INSTRUCTIONS FOR THE TASK: The expected output is every line of the data exactly as shown, minus the images.

ENTRIES SHOWN:

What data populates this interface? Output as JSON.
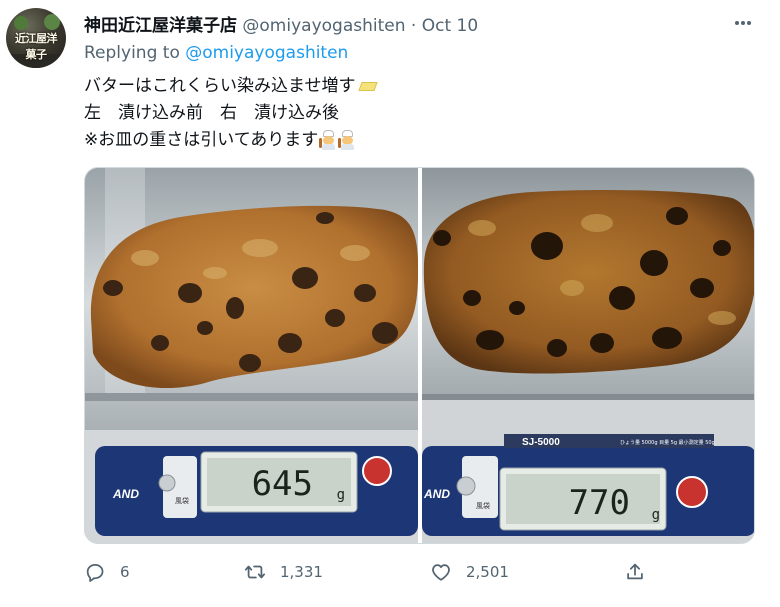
{
  "author": {
    "name": "神田近江屋洋菓子店",
    "handle": "@omiyayogashiten",
    "separator": "·",
    "date": "Oct 10",
    "avatar_text": "近江屋洋菓子"
  },
  "reply": {
    "prefix": "Replying to",
    "mention": "@omiyayogashiten"
  },
  "text": {
    "line1": "バターはこれくらい染み込ませ増す",
    "line2": "左　漬け込み前　右　漬け込み後",
    "line3": "※お皿の重さは引いてあります"
  },
  "photos": {
    "left": {
      "scale_reading": "645",
      "unit": "g",
      "brand": "AND",
      "button": "風袋"
    },
    "right": {
      "scale_reading": "770",
      "unit": "g",
      "brand": "AND",
      "model": "SJ-5000",
      "spec": "ひょう量 5000g 目量 5g 最小測定量 50g",
      "button": "風袋"
    }
  },
  "stats": {
    "replies": "6",
    "retweets": "1,331",
    "likes": "2,501"
  },
  "icons": {
    "more": "more-icon",
    "reply": "reply-icon",
    "retweet": "retweet-icon",
    "like": "heart-icon",
    "share": "share-icon"
  },
  "colors": {
    "text": "#0f1419",
    "muted": "#536471",
    "link": "#1d9bf0"
  }
}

OUTPUT OF THE TASK:
What data populates this interface? Output as JSON.
{
  "author": {
    "name": "神田近江屋洋菓子店",
    "handle": "@omiyayogashiten",
    "separator": "·",
    "date": "Oct 10",
    "avatar_text": "近江屋洋菓子"
  },
  "reply": {
    "prefix": "Replying to",
    "mention": "@omiyayogashiten"
  },
  "text": {
    "line1": "バターはこれくらい染み込ませ増す",
    "line2": "左　漬け込み前　右　漬け込み後",
    "line3": "※お皿の重さは引いてあります"
  },
  "photos": {
    "left": {
      "scale_reading": "645",
      "unit": "g",
      "brand": "AND",
      "button": "風袋"
    },
    "right": {
      "scale_reading": "770",
      "unit": "g",
      "brand": "AND",
      "model": "SJ-5000",
      "spec": "ひょう量 5000g 目量 5g 最小測定量 50g",
      "button": "風袋"
    }
  },
  "stats": {
    "replies": "6",
    "retweets": "1,331",
    "likes": "2,501"
  },
  "icons": {
    "more": "more-icon",
    "reply": "reply-icon",
    "retweet": "retweet-icon",
    "like": "heart-icon",
    "share": "share-icon"
  },
  "colors": {
    "text": "#0f1419",
    "muted": "#536471",
    "link": "#1d9bf0"
  }
}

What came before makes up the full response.